> _TASK BRIEF_
For each line in the records that contains "verified", make a copy.

Dataset excerpts
####################

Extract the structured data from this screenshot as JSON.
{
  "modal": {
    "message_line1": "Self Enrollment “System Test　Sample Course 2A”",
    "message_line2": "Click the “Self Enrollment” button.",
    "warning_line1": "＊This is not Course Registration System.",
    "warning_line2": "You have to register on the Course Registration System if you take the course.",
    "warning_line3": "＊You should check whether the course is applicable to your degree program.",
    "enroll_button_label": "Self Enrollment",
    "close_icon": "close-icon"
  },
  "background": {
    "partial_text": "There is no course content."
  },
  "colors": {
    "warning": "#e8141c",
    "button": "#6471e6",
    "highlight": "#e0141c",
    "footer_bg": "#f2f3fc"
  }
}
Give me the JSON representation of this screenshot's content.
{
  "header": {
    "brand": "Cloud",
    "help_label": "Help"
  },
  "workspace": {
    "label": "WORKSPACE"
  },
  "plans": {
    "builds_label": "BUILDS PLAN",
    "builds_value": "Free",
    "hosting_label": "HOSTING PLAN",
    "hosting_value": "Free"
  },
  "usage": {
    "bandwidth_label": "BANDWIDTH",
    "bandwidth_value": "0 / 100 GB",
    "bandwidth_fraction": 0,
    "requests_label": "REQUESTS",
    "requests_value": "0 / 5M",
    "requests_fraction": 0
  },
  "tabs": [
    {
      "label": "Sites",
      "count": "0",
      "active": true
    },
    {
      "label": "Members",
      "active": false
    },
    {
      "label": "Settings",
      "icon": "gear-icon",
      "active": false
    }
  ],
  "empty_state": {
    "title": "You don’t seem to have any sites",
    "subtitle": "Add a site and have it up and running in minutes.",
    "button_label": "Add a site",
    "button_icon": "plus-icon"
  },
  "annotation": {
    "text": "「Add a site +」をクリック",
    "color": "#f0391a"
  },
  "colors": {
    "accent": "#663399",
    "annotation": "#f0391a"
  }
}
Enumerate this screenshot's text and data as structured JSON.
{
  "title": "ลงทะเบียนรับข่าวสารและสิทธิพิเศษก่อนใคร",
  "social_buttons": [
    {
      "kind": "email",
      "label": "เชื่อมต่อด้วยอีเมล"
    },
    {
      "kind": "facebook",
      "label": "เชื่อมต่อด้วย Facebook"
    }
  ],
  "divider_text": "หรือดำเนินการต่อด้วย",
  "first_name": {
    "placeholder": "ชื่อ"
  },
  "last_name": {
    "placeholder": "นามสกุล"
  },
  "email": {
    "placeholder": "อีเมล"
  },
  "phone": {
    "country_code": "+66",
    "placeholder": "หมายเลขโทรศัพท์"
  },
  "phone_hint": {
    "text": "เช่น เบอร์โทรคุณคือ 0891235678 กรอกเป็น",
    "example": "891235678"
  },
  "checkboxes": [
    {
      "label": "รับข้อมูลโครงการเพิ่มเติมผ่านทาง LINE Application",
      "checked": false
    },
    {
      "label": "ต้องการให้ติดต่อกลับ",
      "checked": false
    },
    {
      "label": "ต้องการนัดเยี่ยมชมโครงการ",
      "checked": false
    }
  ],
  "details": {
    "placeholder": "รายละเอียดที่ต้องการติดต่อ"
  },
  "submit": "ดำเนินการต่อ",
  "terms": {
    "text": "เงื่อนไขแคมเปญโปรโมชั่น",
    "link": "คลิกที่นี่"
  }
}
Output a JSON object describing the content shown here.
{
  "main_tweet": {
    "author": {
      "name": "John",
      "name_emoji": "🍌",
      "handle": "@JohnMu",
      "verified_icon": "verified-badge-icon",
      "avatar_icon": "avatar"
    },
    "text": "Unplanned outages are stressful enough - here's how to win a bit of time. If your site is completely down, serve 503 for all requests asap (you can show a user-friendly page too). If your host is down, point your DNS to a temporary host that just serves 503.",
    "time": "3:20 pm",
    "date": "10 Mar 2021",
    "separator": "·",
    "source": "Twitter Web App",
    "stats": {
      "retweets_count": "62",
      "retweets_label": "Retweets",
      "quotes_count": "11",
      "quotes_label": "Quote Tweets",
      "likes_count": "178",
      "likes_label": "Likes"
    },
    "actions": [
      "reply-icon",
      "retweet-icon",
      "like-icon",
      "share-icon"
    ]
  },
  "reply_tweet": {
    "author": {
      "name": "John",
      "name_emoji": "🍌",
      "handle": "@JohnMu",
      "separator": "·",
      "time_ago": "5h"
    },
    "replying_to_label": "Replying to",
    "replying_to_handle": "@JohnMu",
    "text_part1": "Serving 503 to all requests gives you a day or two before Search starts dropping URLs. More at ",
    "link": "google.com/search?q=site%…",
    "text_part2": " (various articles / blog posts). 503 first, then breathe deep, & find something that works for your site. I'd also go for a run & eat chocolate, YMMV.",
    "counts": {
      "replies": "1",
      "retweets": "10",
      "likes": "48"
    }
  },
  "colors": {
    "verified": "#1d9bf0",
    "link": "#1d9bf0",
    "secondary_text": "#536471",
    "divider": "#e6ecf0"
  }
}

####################

> _RESULT_
      "verified_icon": "verified-badge-icon",
    "verified": "#1d9bf0",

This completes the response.